Freshman Lillian Kaye Manages Diabetes With Support of Family

Freshman Lillian Kaye Manages Diabetes With Support of Family

Ava Vande Corput, Staff Writer, Advanced Journalism

Seven years ago, Notre Dame Academy freshman Lillian Kaye was diagnosed with type one diabetes, an autoimmune disease in which the pancreas produces little or no insulin.

Insulin is necessary to the body because it is a hormone needed to allow sugar to enter the cells and produce energy for the body.

Until the fifth grade, Kaye had been taking about five shots daily for insulin because her body no longer produced it, and, in addition to the shots, she had to poke her finger about seven times a day to test her blood sugar.

“However, I now have an insulin pump that pumps the insulin into me, as well as a Continuous Glucose Monitor,” said Kaye.

Not only does the freshman deal with diabetes on a day-to-day basis, but she also is involved with an organization called the Juvenile Diabetes Research Foundation or JDRF.

JDRF is a foundation that funds research to provide new therapies and treatments to help transform the lives of people living with type one diabetes.

“I was a youth ambassador for this program in the 7th grade, and my ‘job’ was to deliver speeches for JDRF. I have applied twice for a chance to go to Congress and tell them how diabetes affects so many people’s lives as well as tell them about the importance of finding a cure for diabetes,” she explained.

In addition to being involved with JDRF, Kaye also has been asked to participate in trials such as “How Does Diabetes Affect Teenagers Sleep.”

Kaye also does her projects such as creating a model of an artificial pancreas or spending a week testing her family’s blood sugars to see how artificial insulin is different than regular insulin.

“Diabetes can appear to be simple, but there is so much more than what people can see. I have been to the ER multiple times for something as simple as forgetting to dose for a cup of juice,” said Kaye.

Even though Kaye does have to live with diabetes on a daily basis, it does not stop her from participating in the activities she loves, such as being a part of the NDA dance team.
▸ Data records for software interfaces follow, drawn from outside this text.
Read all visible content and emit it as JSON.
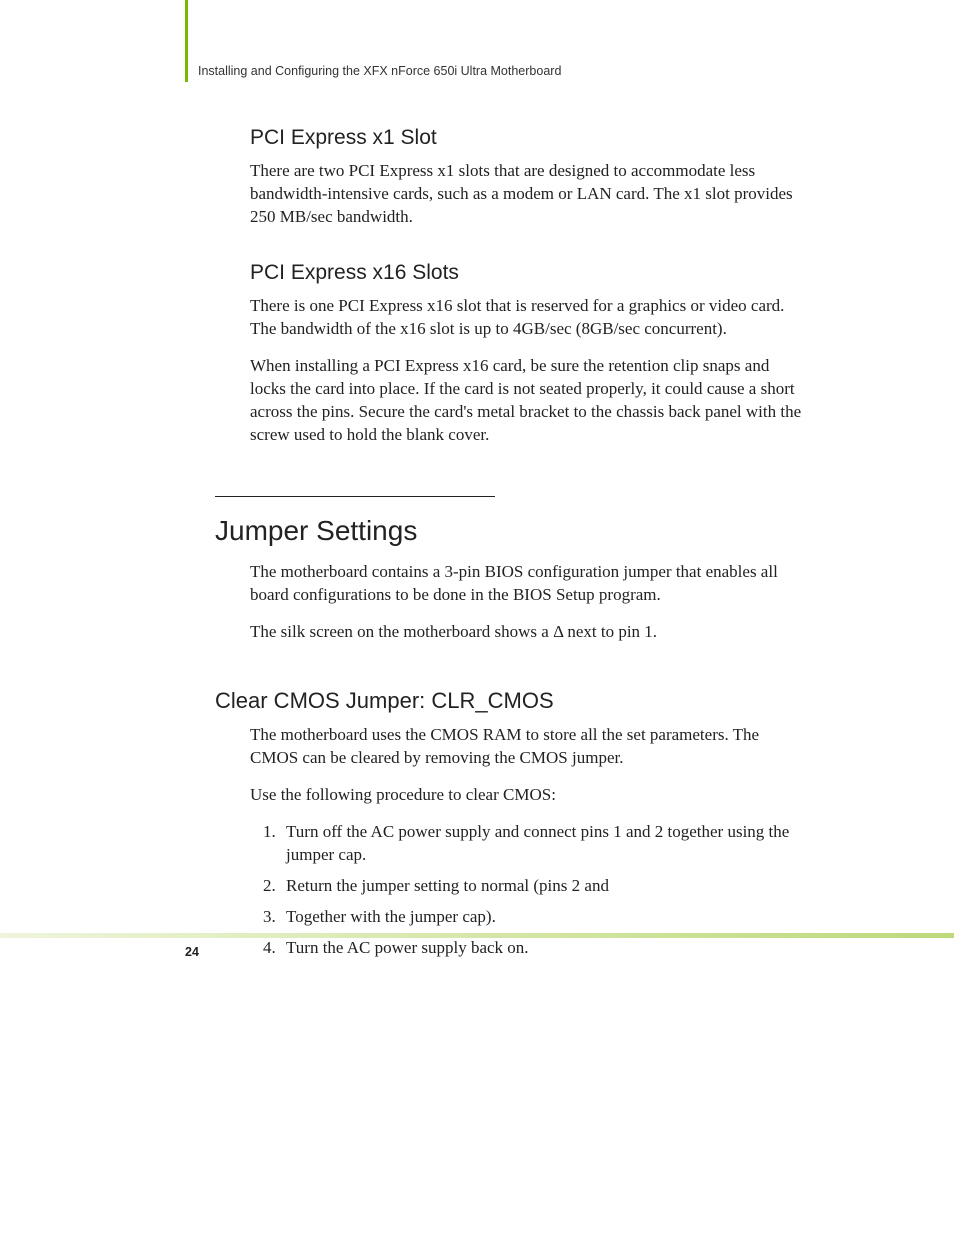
{
  "header": {
    "running_title": "Installing and Configuring the XFX nForce 650i Ultra Motherboard"
  },
  "sections": {
    "pci_x1": {
      "heading": "PCI Express x1 Slot",
      "p1": "There are two PCI Express x1 slots that are designed to accommodate less bandwidth-intensive cards, such as a modem or LAN card. The x1 slot provides 250 MB/sec bandwidth."
    },
    "pci_x16": {
      "heading": "PCI Express x16 Slots",
      "p1": "There is one PCI Express x16 slot that is reserved for a graphics or video card. The bandwidth of the x16 slot is up to 4GB/sec (8GB/sec concurrent).",
      "p2": "When installing a PCI Express x16 card, be sure the retention clip snaps and locks the card into place. If the card is not seated properly, it could cause a short across the pins. Secure the card's metal bracket to the chassis back panel with the screw used to hold the blank cover."
    },
    "jumper": {
      "heading": "Jumper Settings",
      "p1": "The motherboard contains a 3-pin BIOS configuration jumper that enables all board configurations to be done in the BIOS Setup program.",
      "p2": "The silk screen on the motherboard shows a Δ next to pin 1."
    },
    "clear_cmos": {
      "heading": "Clear CMOS Jumper: CLR_CMOS",
      "p1": "The motherboard uses the CMOS RAM to store all the set parameters. The CMOS can be cleared by removing the CMOS jumper.",
      "p2": "Use the following procedure to clear CMOS:",
      "steps": [
        "Turn off the AC power supply and connect pins 1 and 2 together using the jumper cap.",
        "Return the jumper setting to normal (pins 2 and",
        "Together with the jumper cap).",
        "Turn the AC power supply back on."
      ]
    }
  },
  "footer": {
    "page_number": "24"
  }
}
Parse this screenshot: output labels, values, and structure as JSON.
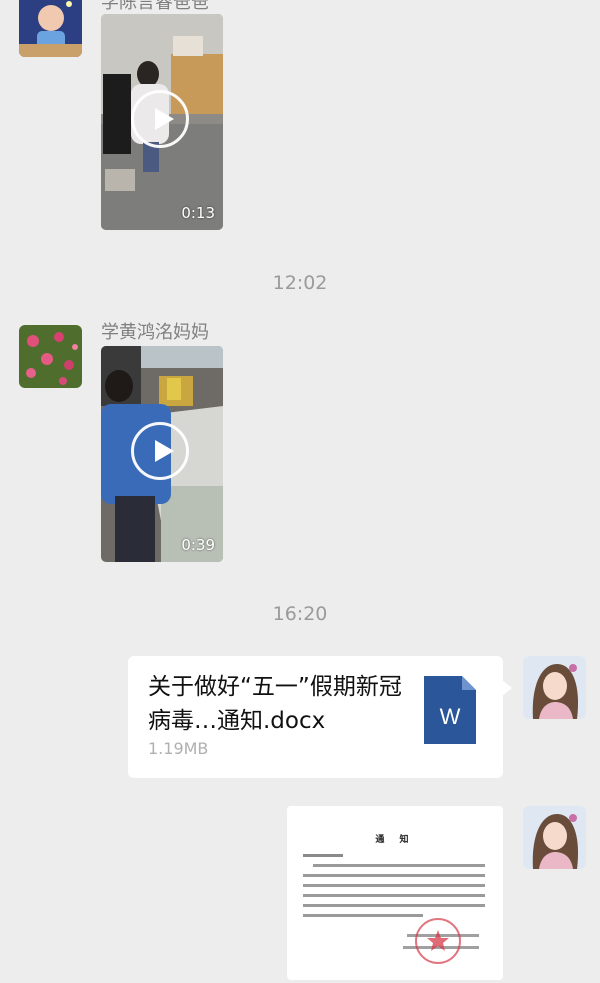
{
  "messages": {
    "first_video": {
      "sender": "学陈言睿爸爸",
      "duration": "0:13"
    },
    "time_1": "12:02",
    "second_video": {
      "sender": "学黄鸿洺妈妈",
      "duration": "0:39"
    },
    "time_2": "16:20",
    "file": {
      "title": "关于做好“五一”假期新冠病毒…通知.docx",
      "size": "1.19MB",
      "icon_letter": "W"
    },
    "document_image": {
      "title": "通 知"
    }
  }
}
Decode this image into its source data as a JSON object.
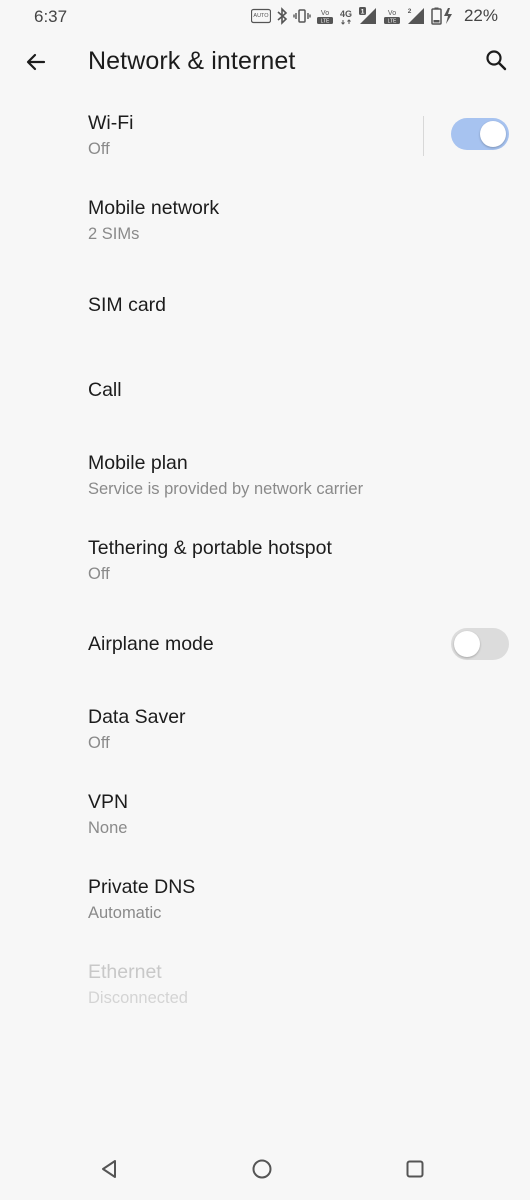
{
  "status_bar": {
    "time": "6:37",
    "battery_percent": "22%",
    "icons": [
      "auto-hd-icon",
      "bluetooth-icon",
      "vibrate-icon",
      "volte-icon",
      "4g-icon",
      "signal-sim1-icon",
      "volte-icon",
      "signal-sim2-icon",
      "battery-charging-icon"
    ],
    "badges": {
      "auto": "AUTO",
      "volte": "Vo",
      "lte": "LTE",
      "net": "4G",
      "sim1": "1",
      "sim2": "2"
    }
  },
  "header": {
    "title": "Network & internet",
    "back_icon": "arrow-back-icon",
    "search_icon": "search-icon"
  },
  "settings": {
    "wifi": {
      "title": "Wi-Fi",
      "subtitle": "Off",
      "toggle_on": true
    },
    "mobile_network": {
      "title": "Mobile network",
      "subtitle": "2 SIMs"
    },
    "sim_card": {
      "title": "SIM card"
    },
    "call": {
      "title": "Call"
    },
    "mobile_plan": {
      "title": "Mobile plan",
      "subtitle": "Service is provided by network carrier"
    },
    "tethering": {
      "title": "Tethering & portable hotspot",
      "subtitle": "Off"
    },
    "airplane_mode": {
      "title": "Airplane mode",
      "toggle_on": false
    },
    "data_saver": {
      "title": "Data Saver",
      "subtitle": "Off"
    },
    "vpn": {
      "title": "VPN",
      "subtitle": "None"
    },
    "private_dns": {
      "title": "Private DNS",
      "subtitle": "Automatic"
    },
    "ethernet": {
      "title": "Ethernet",
      "subtitle": "Disconnected",
      "enabled": false
    }
  },
  "colors": {
    "background": "#f7f7f7",
    "toggle_on_track": "#a7c3f0",
    "toggle_off_track": "#dcdcdc",
    "primary_text": "#1c1c1c",
    "secondary_text": "#8a8a8a"
  },
  "nav_bar": {
    "icons": [
      "nav-back-icon",
      "nav-home-icon",
      "nav-recents-icon"
    ]
  }
}
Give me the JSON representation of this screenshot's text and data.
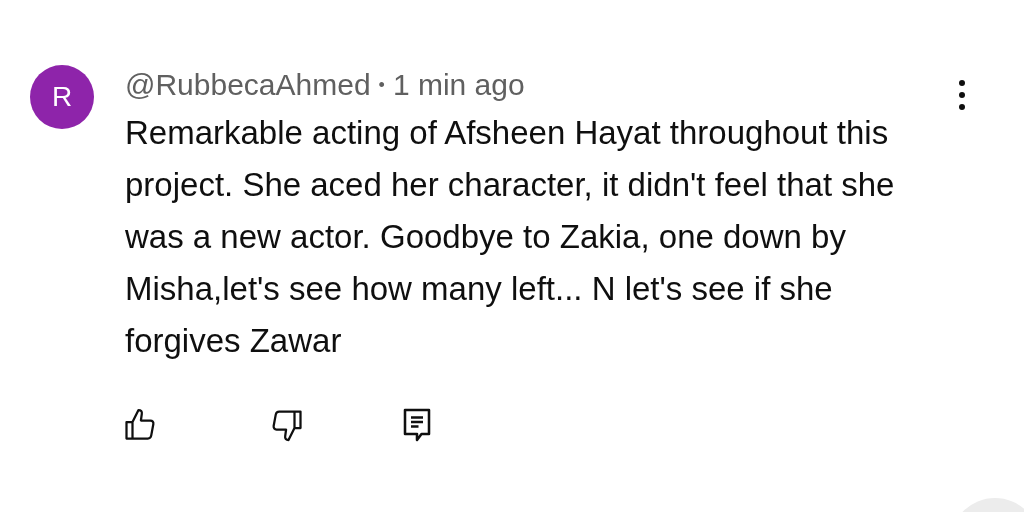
{
  "comment": {
    "avatar": {
      "letter": "R",
      "color": "#8e24aa"
    },
    "author": "@RubbecaAhmed",
    "separator": "•",
    "time": "1 min ago",
    "text": "Remarkable acting of Afsheen Hayat throughout this project. She aced her character, it didn't feel that she was a new actor. Goodbye to Zakia, one down by Misha,let's see how many left... N let's see if she forgives Zawar"
  }
}
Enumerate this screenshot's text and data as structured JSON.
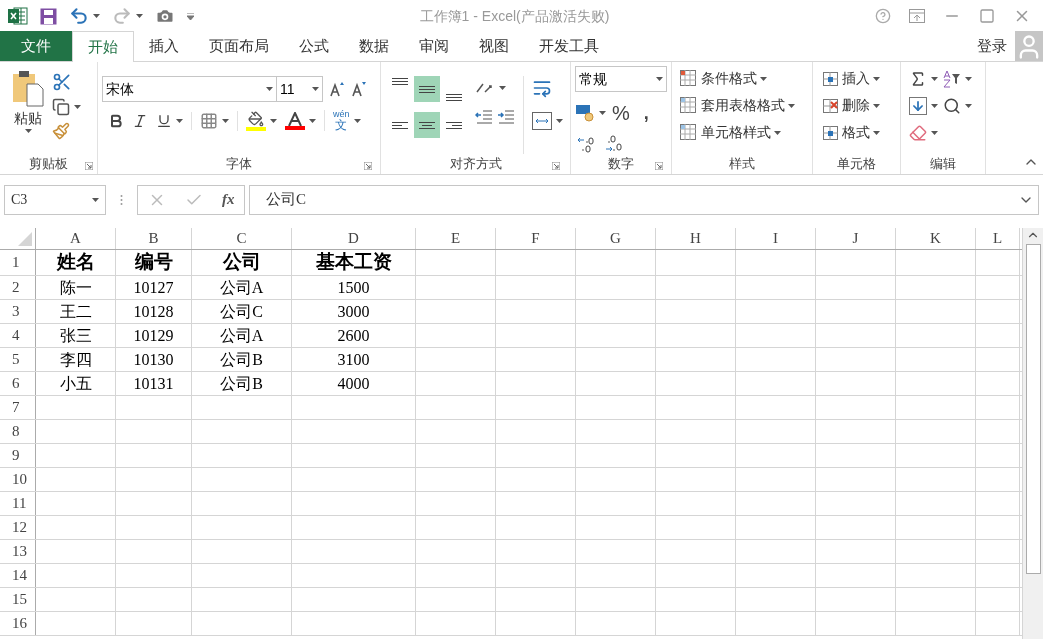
{
  "window": {
    "title": "工作簿1 - Excel(产品激活失败)"
  },
  "tabs": [
    {
      "label": "文件",
      "kind": "file",
      "selected": false
    },
    {
      "label": "开始",
      "kind": "tab",
      "selected": true
    },
    {
      "label": "插入",
      "kind": "tab",
      "selected": false
    },
    {
      "label": "页面布局",
      "kind": "tab",
      "selected": false
    },
    {
      "label": "公式",
      "kind": "tab",
      "selected": false
    },
    {
      "label": "数据",
      "kind": "tab",
      "selected": false
    },
    {
      "label": "审阅",
      "kind": "tab",
      "selected": false
    },
    {
      "label": "视图",
      "kind": "tab",
      "selected": false
    },
    {
      "label": "开发工具",
      "kind": "tab",
      "selected": false
    }
  ],
  "account": {
    "login": "登录"
  },
  "ribbon": {
    "clipboard": {
      "label": "剪贴板",
      "paste": "粘贴"
    },
    "font": {
      "label": "字体",
      "font_name": "宋体",
      "font_size": "11",
      "phonetic": "wén",
      "phonetic_char": "文"
    },
    "alignment": {
      "label": "对齐方式",
      "buttons": [
        {
          "kind": "top",
          "selected": false
        },
        {
          "kind": "middle",
          "selected": true
        },
        {
          "kind": "bottom",
          "selected": false
        },
        {
          "kind": "left",
          "selected": false
        },
        {
          "kind": "center",
          "selected": true
        },
        {
          "kind": "right",
          "selected": false
        }
      ]
    },
    "number": {
      "label": "数字",
      "format": "常规",
      "percent": "%",
      "comma": ","
    },
    "styles": {
      "label": "样式",
      "items": [
        "条件格式",
        "套用表格格式",
        "单元格样式"
      ]
    },
    "cells": {
      "label": "单元格",
      "items": [
        "插入",
        "删除",
        "格式"
      ]
    },
    "editing": {
      "label": "编辑"
    }
  },
  "formula_bar": {
    "name_box": "C3",
    "function_button": "fx",
    "formula": "公司C"
  },
  "sheet": {
    "columns": [
      "A",
      "B",
      "C",
      "D",
      "E",
      "F",
      "G",
      "H",
      "I",
      "J",
      "K",
      "L"
    ],
    "rows": [
      {
        "number": "1",
        "bold": true,
        "cells": [
          "姓名",
          "编号",
          "公司",
          "基本工资"
        ]
      },
      {
        "number": "2",
        "bold": false,
        "cells": [
          "陈一",
          "10127",
          "公司A",
          "1500"
        ]
      },
      {
        "number": "3",
        "bold": false,
        "cells": [
          "王二",
          "10128",
          "公司C",
          "3000"
        ]
      },
      {
        "number": "4",
        "bold": false,
        "cells": [
          "张三",
          "10129",
          "公司A",
          "2600"
        ]
      },
      {
        "number": "5",
        "bold": false,
        "cells": [
          "李四",
          "10130",
          "公司B",
          "3100"
        ]
      },
      {
        "number": "6",
        "bold": false,
        "cells": [
          "小五",
          "10131",
          "公司B",
          "4000"
        ]
      },
      {
        "number": "7",
        "cells": []
      },
      {
        "number": "8",
        "cells": []
      },
      {
        "number": "9",
        "cells": []
      },
      {
        "number": "10",
        "cells": []
      },
      {
        "number": "11",
        "cells": []
      },
      {
        "number": "12",
        "cells": []
      },
      {
        "number": "13",
        "cells": []
      },
      {
        "number": "14",
        "cells": []
      },
      {
        "number": "15",
        "cells": []
      },
      {
        "number": "16",
        "cells": []
      }
    ]
  }
}
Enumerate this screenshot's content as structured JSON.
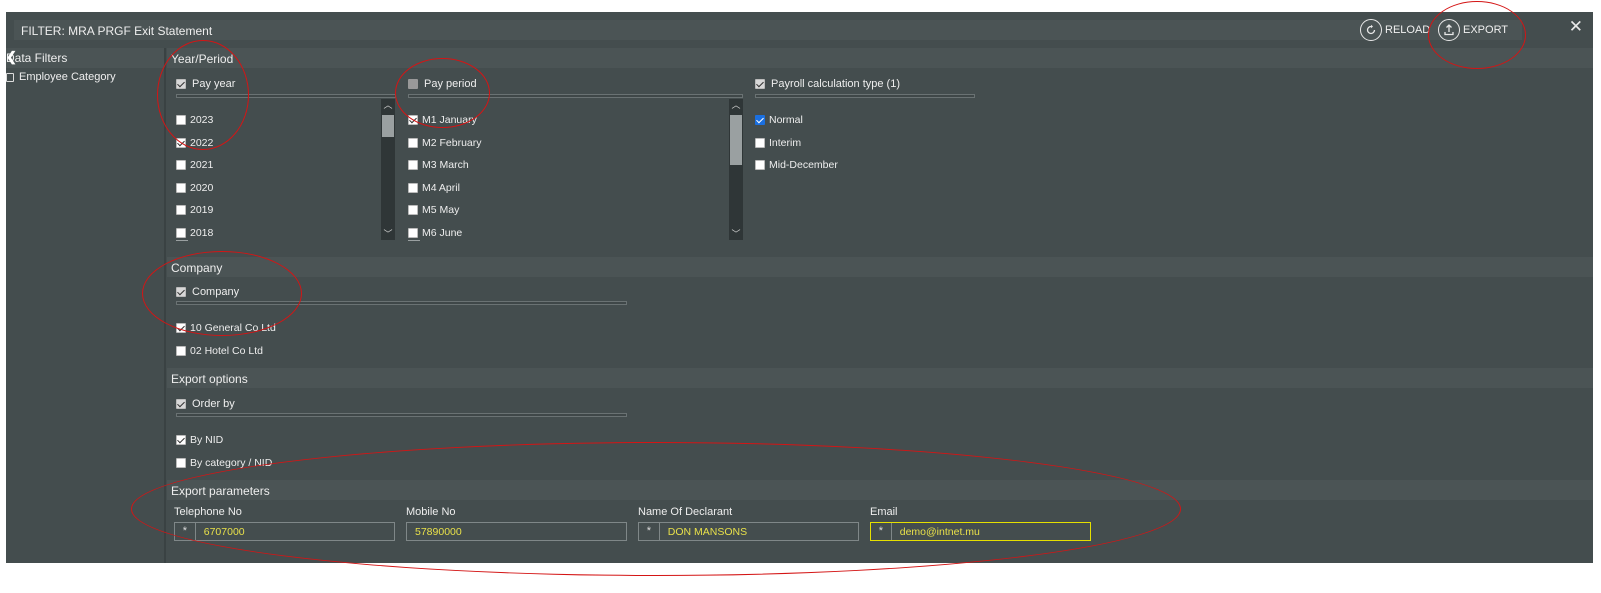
{
  "window": {
    "title": "FILTER: MRA PRGF Exit Statement",
    "reload_label": "RELOAD",
    "export_label": "EXPORT",
    "close_glyph": "✕"
  },
  "left_panel": {
    "title": "Data Filters",
    "collapse_glyph": "❮",
    "items": [
      {
        "label": "Employee Category"
      }
    ]
  },
  "sections": {
    "year_period": "Year/Period",
    "company": "Company",
    "export_options": "Export options",
    "export_parameters": "Export parameters"
  },
  "pay_year": {
    "header": "Pay year",
    "items": [
      {
        "label": "2023",
        "checked": false
      },
      {
        "label": "2022",
        "checked": true
      },
      {
        "label": "2021",
        "checked": false
      },
      {
        "label": "2020",
        "checked": false
      },
      {
        "label": "2019",
        "checked": false
      },
      {
        "label": "2018",
        "checked": false
      }
    ]
  },
  "pay_period": {
    "header": "Pay period",
    "items": [
      {
        "label": "M1 January",
        "checked": true
      },
      {
        "label": "M2 February",
        "checked": false
      },
      {
        "label": "M3 March",
        "checked": false
      },
      {
        "label": "M4 April",
        "checked": false
      },
      {
        "label": "M5 May",
        "checked": false
      },
      {
        "label": "M6 June",
        "checked": false
      }
    ]
  },
  "calc_type": {
    "header": "Payroll calculation type (1)",
    "items": [
      {
        "label": "Normal",
        "checked": true
      },
      {
        "label": "Interim",
        "checked": false
      },
      {
        "label": "Mid-December",
        "checked": false
      }
    ]
  },
  "company": {
    "header": "Company",
    "items": [
      {
        "label": "10 General Co Ltd",
        "checked": true
      },
      {
        "label": "02 Hotel Co Ltd",
        "checked": false
      }
    ]
  },
  "order_by": {
    "header": "Order by",
    "items": [
      {
        "label": "By NID",
        "checked": true
      },
      {
        "label": "By category / NID",
        "checked": false
      }
    ]
  },
  "export_params": {
    "telephone": {
      "label": "Telephone No",
      "value": "6707000",
      "required_mark": "*"
    },
    "mobile": {
      "label": "Mobile No",
      "value": "57890000"
    },
    "declarant": {
      "label": "Name Of Declarant",
      "value": "DON MANSONS",
      "required_mark": "*"
    },
    "email": {
      "label": "Email",
      "value": "demo@intnet.mu",
      "required_mark": "*"
    }
  },
  "colors": {
    "background": "#444d4e",
    "header_strip": "#4b5455",
    "annotation": "#d41515",
    "field_text": "#e8e04a",
    "focus_border": "#e6e000"
  }
}
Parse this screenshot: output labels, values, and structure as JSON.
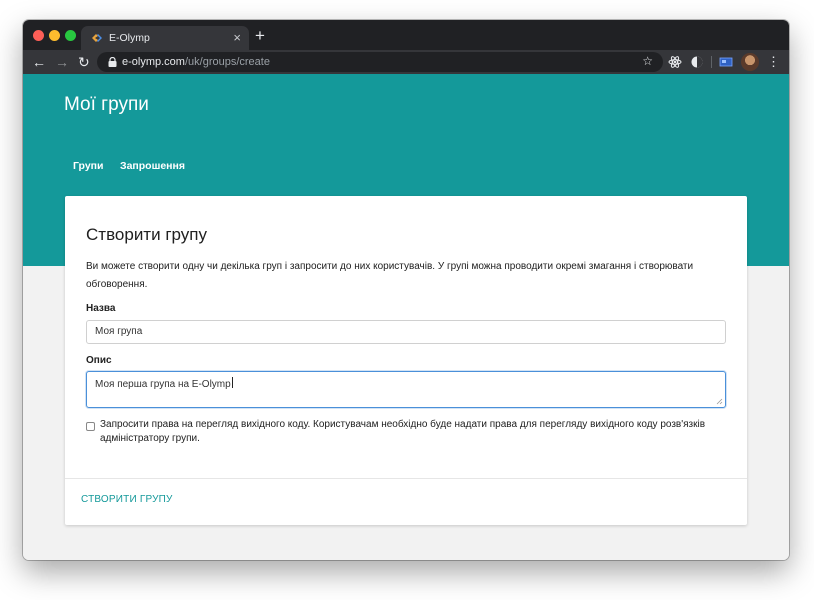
{
  "browser": {
    "tab_title": "E-Olymp",
    "tab_close": "×",
    "new_tab": "+",
    "url_host": "e-olymp.com",
    "url_path": "/uk/groups/create"
  },
  "page": {
    "title": "Мої групи",
    "nav": [
      {
        "label": "Групи"
      },
      {
        "label": "Запрошення"
      }
    ]
  },
  "form": {
    "heading": "Створити групу",
    "description": "Ви можете створити одну чи декілька груп і запросити до них користувачів. У групі можна проводити окремі змагання і створювати обговорення.",
    "name_label": "Назва",
    "name_value": "Моя група",
    "description_label": "Опис",
    "description_value": "Моя перша група на E-Olymp",
    "checkbox_label": "Запросити права на перегляд вихідного коду. Користувачам необхідно буде надати права для перегляду вихідного коду розв'язків адміністратору групи.",
    "checkbox_checked": false,
    "submit_label": "СТВОРИТИ ГРУПУ"
  },
  "colors": {
    "brand": "#14999a",
    "focus": "#4a90d9"
  }
}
“Diabetes has affected everyone around me, especially my family, but I have been able to manage everything just fine with the help and support of my family who has been there through it all,” she said.